**Data for processing**
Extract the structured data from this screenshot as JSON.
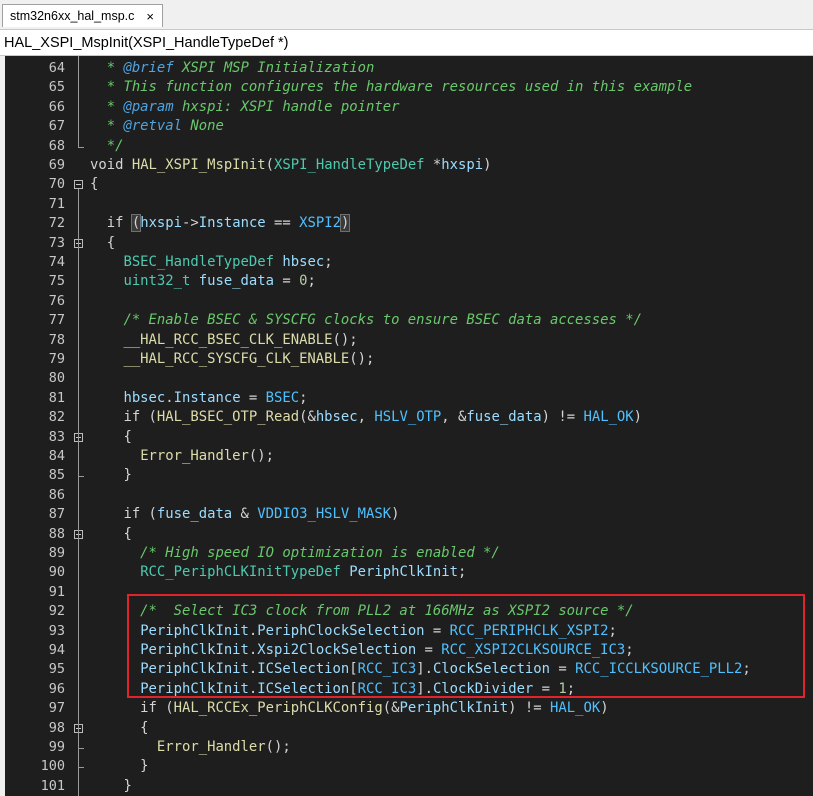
{
  "tab": {
    "filename": "stm32n6xx_hal_msp.c",
    "close_glyph": "×"
  },
  "function_bar": {
    "signature": "HAL_XSPI_MspInit(XSPI_HandleTypeDef *)"
  },
  "highlight_color": "#e0242b",
  "editor": {
    "lines": [
      {
        "num": "64",
        "t": [
          [
            "  * ",
            "cmt"
          ],
          [
            "@brief",
            "tag"
          ],
          [
            " XSPI MSP Initialization",
            "cmt"
          ]
        ]
      },
      {
        "num": "65",
        "t": [
          [
            "  * This function configures the hardware resources used in this example",
            "cmt"
          ]
        ]
      },
      {
        "num": "66",
        "t": [
          [
            "  * ",
            "cmt"
          ],
          [
            "@param",
            "tag"
          ],
          [
            " hxspi: XSPI handle pointer",
            "cmt"
          ]
        ]
      },
      {
        "num": "67",
        "t": [
          [
            "  * ",
            "cmt"
          ],
          [
            "@retval",
            "tag"
          ],
          [
            " None",
            "cmt"
          ]
        ]
      },
      {
        "num": "68",
        "t": [
          [
            "  */",
            "cmt"
          ]
        ]
      },
      {
        "num": "69",
        "t": [
          [
            "void ",
            "kw"
          ],
          [
            "HAL_XSPI_MspInit",
            "fn"
          ],
          [
            "(",
            "op"
          ],
          [
            "XSPI_HandleTypeDef",
            "typ"
          ],
          [
            " *",
            "op"
          ],
          [
            "hxspi",
            "var"
          ],
          [
            ")",
            "op"
          ]
        ]
      },
      {
        "num": "70",
        "t": [
          [
            "{",
            "op"
          ]
        ]
      },
      {
        "num": "71",
        "t": []
      },
      {
        "num": "72",
        "t": [
          [
            "  if ",
            "kw"
          ],
          [
            "(",
            "brk"
          ],
          [
            "hxspi",
            "var"
          ],
          [
            "->",
            "op"
          ],
          [
            "Instance",
            "fld"
          ],
          [
            " == ",
            "op"
          ],
          [
            "XSPI2",
            "mac"
          ],
          [
            ")",
            "brk"
          ]
        ]
      },
      {
        "num": "73",
        "t": [
          [
            "  {",
            "op"
          ]
        ]
      },
      {
        "num": "74",
        "t": [
          [
            "    ",
            "op"
          ],
          [
            "BSEC_HandleTypeDef",
            "typ"
          ],
          [
            " ",
            "op"
          ],
          [
            "hbsec",
            "var"
          ],
          [
            ";",
            "op"
          ]
        ]
      },
      {
        "num": "75",
        "t": [
          [
            "    ",
            "op"
          ],
          [
            "uint32_t",
            "typ"
          ],
          [
            " ",
            "op"
          ],
          [
            "fuse_data",
            "var"
          ],
          [
            " = ",
            "op"
          ],
          [
            "0",
            "num"
          ],
          [
            ";",
            "op"
          ]
        ]
      },
      {
        "num": "76",
        "t": []
      },
      {
        "num": "77",
        "t": [
          [
            "    /* Enable BSEC & SYSCFG clocks to ensure BSEC data accesses */",
            "cmt"
          ]
        ]
      },
      {
        "num": "78",
        "t": [
          [
            "    ",
            "op"
          ],
          [
            "__HAL_RCC_BSEC_CLK_ENABLE",
            "fn"
          ],
          [
            "();",
            "op"
          ]
        ]
      },
      {
        "num": "79",
        "t": [
          [
            "    ",
            "op"
          ],
          [
            "__HAL_RCC_SYSCFG_CLK_ENABLE",
            "fn"
          ],
          [
            "();",
            "op"
          ]
        ]
      },
      {
        "num": "80",
        "t": []
      },
      {
        "num": "81",
        "t": [
          [
            "    ",
            "op"
          ],
          [
            "hbsec",
            "var"
          ],
          [
            ".",
            "op"
          ],
          [
            "Instance",
            "fld"
          ],
          [
            " = ",
            "op"
          ],
          [
            "BSEC",
            "mac"
          ],
          [
            ";",
            "op"
          ]
        ]
      },
      {
        "num": "82",
        "t": [
          [
            "    if (",
            "kw"
          ],
          [
            "HAL_BSEC_OTP_Read",
            "fn"
          ],
          [
            "(&",
            "op"
          ],
          [
            "hbsec",
            "var"
          ],
          [
            ", ",
            "op"
          ],
          [
            "HSLV_OTP",
            "mac"
          ],
          [
            ", &",
            "op"
          ],
          [
            "fuse_data",
            "var"
          ],
          [
            ") != ",
            "op"
          ],
          [
            "HAL_OK",
            "mac"
          ],
          [
            ")",
            "op"
          ]
        ]
      },
      {
        "num": "83",
        "t": [
          [
            "    {",
            "op"
          ]
        ]
      },
      {
        "num": "84",
        "t": [
          [
            "      ",
            "op"
          ],
          [
            "Error_Handler",
            "fn"
          ],
          [
            "();",
            "op"
          ]
        ]
      },
      {
        "num": "85",
        "t": [
          [
            "    }",
            "op"
          ]
        ]
      },
      {
        "num": "86",
        "t": []
      },
      {
        "num": "87",
        "t": [
          [
            "    if (",
            "kw"
          ],
          [
            "fuse_data",
            "var"
          ],
          [
            " & ",
            "op"
          ],
          [
            "VDDIO3_HSLV_MASK",
            "mac"
          ],
          [
            ")",
            "op"
          ]
        ]
      },
      {
        "num": "88",
        "t": [
          [
            "    {",
            "op"
          ]
        ]
      },
      {
        "num": "89",
        "t": [
          [
            "      /* High speed IO optimization is enabled */",
            "cmt"
          ]
        ]
      },
      {
        "num": "90",
        "t": [
          [
            "      ",
            "op"
          ],
          [
            "RCC_PeriphCLKInitTypeDef",
            "typ"
          ],
          [
            " ",
            "op"
          ],
          [
            "PeriphClkInit",
            "var"
          ],
          [
            ";",
            "op"
          ]
        ]
      },
      {
        "num": "91",
        "t": []
      },
      {
        "num": "92",
        "t": [
          [
            "      /*  Select IC3 clock from PLL2 at 166MHz as XSPI2 source */",
            "cmt"
          ]
        ]
      },
      {
        "num": "93",
        "t": [
          [
            "      ",
            "op"
          ],
          [
            "PeriphClkInit",
            "var"
          ],
          [
            ".",
            "op"
          ],
          [
            "PeriphClockSelection",
            "fld"
          ],
          [
            " = ",
            "op"
          ],
          [
            "RCC_PERIPHCLK_XSPI2",
            "mac"
          ],
          [
            ";",
            "op"
          ]
        ]
      },
      {
        "num": "94",
        "t": [
          [
            "      ",
            "op"
          ],
          [
            "PeriphClkInit",
            "var"
          ],
          [
            ".",
            "op"
          ],
          [
            "Xspi2ClockSelection",
            "fld"
          ],
          [
            " = ",
            "op"
          ],
          [
            "RCC_XSPI2CLKSOURCE_IC3",
            "mac"
          ],
          [
            ";",
            "op"
          ]
        ]
      },
      {
        "num": "95",
        "t": [
          [
            "      ",
            "op"
          ],
          [
            "PeriphClkInit",
            "var"
          ],
          [
            ".",
            "op"
          ],
          [
            "ICSelection",
            "fld"
          ],
          [
            "[",
            "op"
          ],
          [
            "RCC_IC3",
            "mac"
          ],
          [
            "].",
            "op"
          ],
          [
            "ClockSelection",
            "fld"
          ],
          [
            " = ",
            "op"
          ],
          [
            "RCC_ICCLKSOURCE_PLL2",
            "mac"
          ],
          [
            ";",
            "op"
          ]
        ]
      },
      {
        "num": "96",
        "t": [
          [
            "      ",
            "op"
          ],
          [
            "PeriphClkInit",
            "var"
          ],
          [
            ".",
            "op"
          ],
          [
            "ICSelection",
            "fld"
          ],
          [
            "[",
            "op"
          ],
          [
            "RCC_IC3",
            "mac"
          ],
          [
            "].",
            "op"
          ],
          [
            "ClockDivider",
            "fld"
          ],
          [
            " = ",
            "op"
          ],
          [
            "1",
            "num"
          ],
          [
            ";",
            "op"
          ]
        ]
      },
      {
        "num": "97",
        "t": [
          [
            "      if (",
            "kw"
          ],
          [
            "HAL_RCCEx_PeriphCLKConfig",
            "fn"
          ],
          [
            "(&",
            "op"
          ],
          [
            "PeriphClkInit",
            "var"
          ],
          [
            ") != ",
            "op"
          ],
          [
            "HAL_OK",
            "mac"
          ],
          [
            ")",
            "op"
          ]
        ]
      },
      {
        "num": "98",
        "t": [
          [
            "      {",
            "op"
          ]
        ]
      },
      {
        "num": "99",
        "t": [
          [
            "        ",
            "op"
          ],
          [
            "Error_Handler",
            "fn"
          ],
          [
            "();",
            "op"
          ]
        ]
      },
      {
        "num": "100",
        "t": [
          [
            "      }",
            "op"
          ]
        ]
      },
      {
        "num": "101",
        "t": [
          [
            "    }",
            "op"
          ]
        ]
      }
    ]
  }
}
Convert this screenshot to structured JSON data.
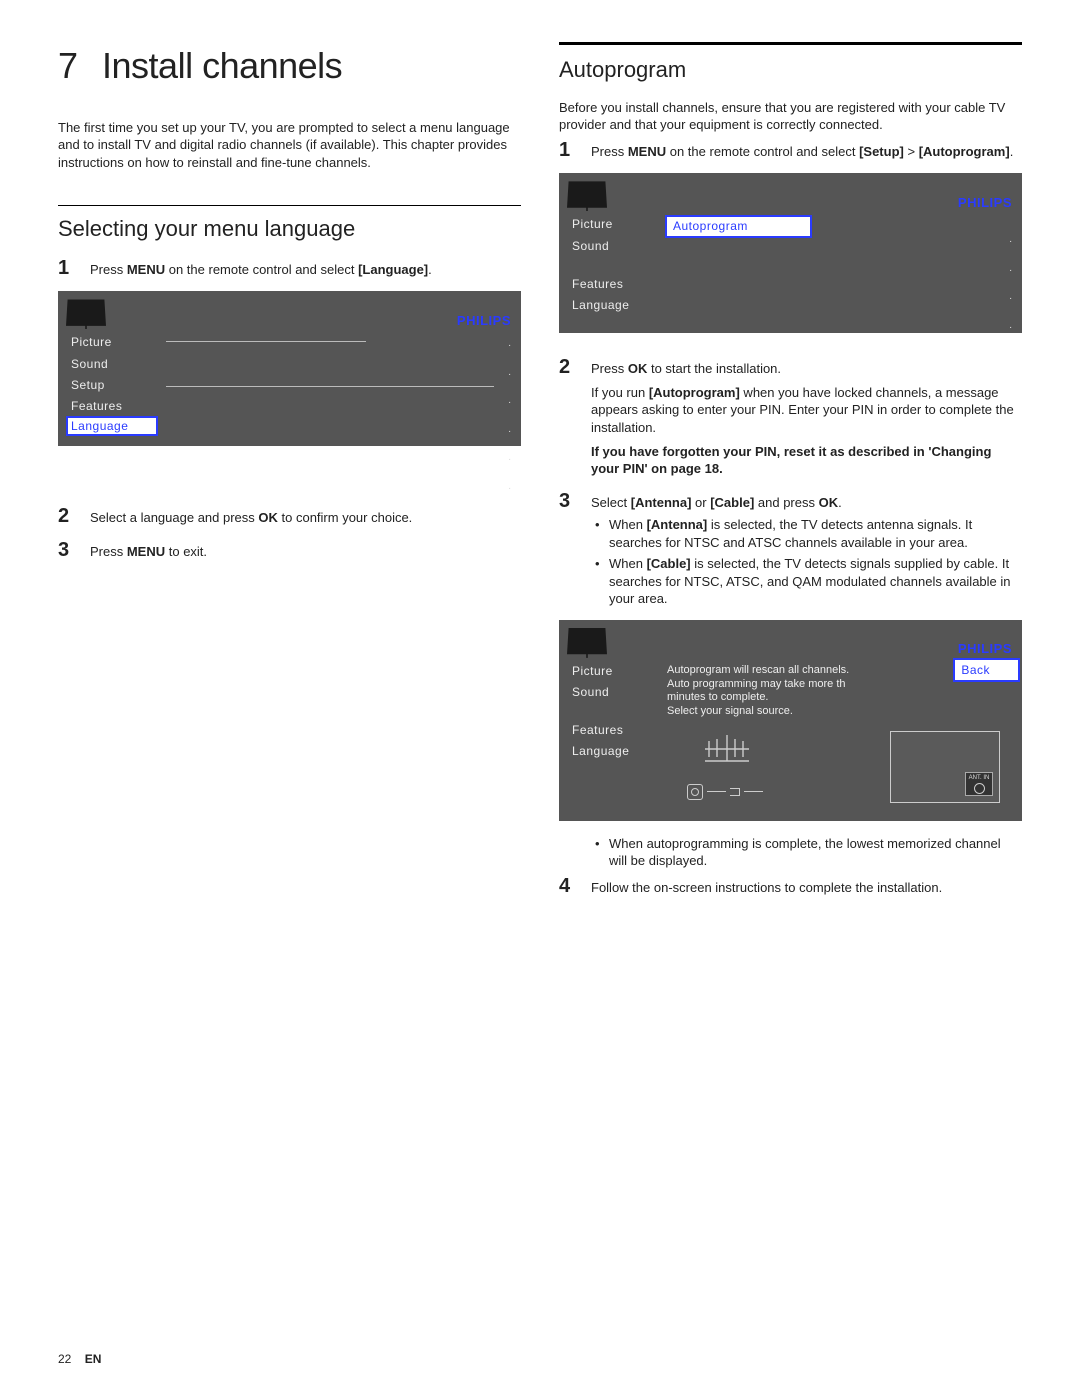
{
  "chapter": {
    "num": "7",
    "title": "Install channels"
  },
  "intro": "The first time you set up your TV, you are prompted to select a menu language and to install TV and digital radio channels (if available). This chapter provides instructions on how to reinstall and fine-tune channels.",
  "left": {
    "section_title": "Selecting your menu language",
    "step1_a": "Press ",
    "step1_menu": "MENU",
    "step1_b": " on the remote control and select ",
    "step1_lang": "[Language]",
    "step1_c": ".",
    "step2_a": "Select a language and press ",
    "step2_ok": "OK",
    "step2_b": " to confirm your choice.",
    "step3_a": "Press ",
    "step3_menu": "MENU",
    "step3_b": " to exit.",
    "menu": {
      "brand": "PHILIPS",
      "items": [
        "Picture",
        "Sound",
        "Setup",
        "Features",
        "Language"
      ],
      "selected": "Language"
    }
  },
  "right": {
    "section_title": "Autoprogram",
    "intro": "Before you install channels, ensure that you are registered with your cable TV provider and that your equipment is correctly connected.",
    "step1_a": "Press ",
    "step1_menu": "MENU",
    "step1_b": " on the remote control and select ",
    "step1_setup": "[Setup]",
    "step1_c": " > ",
    "step1_auto": "[Autoprogram]",
    "step1_d": ".",
    "menu1": {
      "brand": "PHILIPS",
      "items": [
        "Picture",
        "Sound",
        "",
        "Features",
        "Language"
      ],
      "right_selected": "Autoprogram"
    },
    "step2_a": "Press ",
    "step2_ok": "OK",
    "step2_b": " to start the installation.",
    "note1_a": "If you run ",
    "note1_auto": "[Autoprogram]",
    "note1_b": " when you have locked channels, a message appears asking to enter your PIN. Enter your PIN in order to complete the installation.",
    "note2": "If you have forgotten your PIN, reset it as described in 'Changing your PIN' on page 18.",
    "step3_a": "Select ",
    "step3_ant": "[Antenna]",
    "step3_or": " or ",
    "step3_cab": "[Cable]",
    "step3_b": " and press ",
    "step3_ok": "OK",
    "step3_c": ".",
    "bullet1_a": "When ",
    "bullet1_ant": "[Antenna]",
    "bullet1_b": " is selected, the TV detects antenna signals. It searches for NTSC and ATSC channels available in your area.",
    "bullet2_a": "When ",
    "bullet2_cab": "[Cable]",
    "bullet2_b": " is selected, the TV detects signals supplied by cable. It searches for NTSC, ATSC, and QAM modulated channels available in your area.",
    "menu2": {
      "brand": "PHILIPS",
      "items": [
        "Picture",
        "Sound",
        "",
        "Features",
        "Language"
      ],
      "back": "Back",
      "msg1": "Autoprogram will rescan all channels.",
      "msg2": "Auto programming  may take more th",
      "msg3": "minutes to complete.",
      "msg4": "Select your signal source.",
      "antport": "ANT. IN"
    },
    "bullet3": "When autoprogramming is complete, the lowest memorized channel will be displayed.",
    "step4": "Follow the on-screen instructions to complete the installation."
  },
  "footer": {
    "page": "22",
    "lang": "EN"
  }
}
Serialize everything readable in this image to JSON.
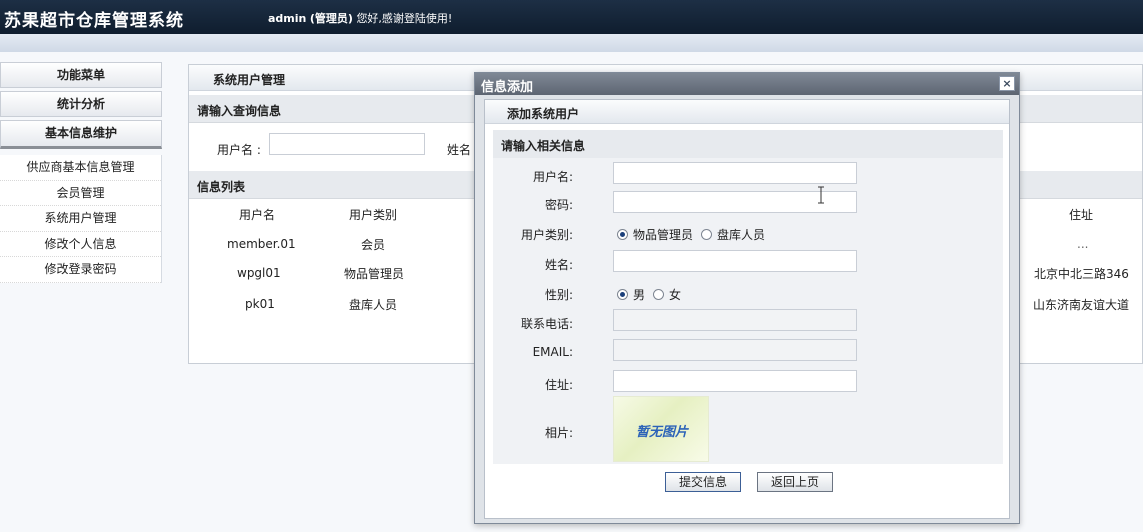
{
  "header": {
    "app_title": "苏果超市仓库管理系统",
    "user": "admin",
    "role": "(管理员)",
    "greeting": "您好,感谢登陆使用!"
  },
  "sidebar": {
    "menus": [
      "功能菜单",
      "统计分析",
      "基本信息维护"
    ],
    "items": [
      "供应商基本信息管理",
      "会员管理",
      "系统用户管理",
      "修改个人信息",
      "修改登录密码"
    ]
  },
  "main": {
    "title": "系统用户管理",
    "query_section": "请输入查询信息",
    "query_username_label": "用户名 :",
    "query_name_label": "姓名",
    "list_section": "信息列表",
    "columns": [
      "用户名",
      "用户类别",
      "住址"
    ],
    "rows": [
      {
        "username": "member.01",
        "type": "会员",
        "address": "..."
      },
      {
        "username": "wpgl01",
        "type": "物品管理员",
        "address": "北京中北三路346"
      },
      {
        "username": "pk01",
        "type": "盘库人员",
        "address": "山东济南友谊大道"
      }
    ]
  },
  "dialog": {
    "title": "信息添加",
    "close": "×",
    "header": "添加系统用户",
    "section": "请输入相关信息",
    "labels": {
      "username": "用户名:",
      "password": "密码:",
      "user_type": "用户类别:",
      "name": "姓名:",
      "gender": "性别:",
      "phone": "联系电话:",
      "email": "EMAIL:",
      "address": "住址:",
      "photo": "相片:"
    },
    "user_type_options": [
      "物品管理员",
      "盘库人员"
    ],
    "gender_options": [
      "男",
      "女"
    ],
    "photo_placeholder": "暂无图片",
    "submit": "提交信息",
    "back": "返回上页"
  }
}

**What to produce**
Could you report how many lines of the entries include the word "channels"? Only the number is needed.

**Response to the exercise**
7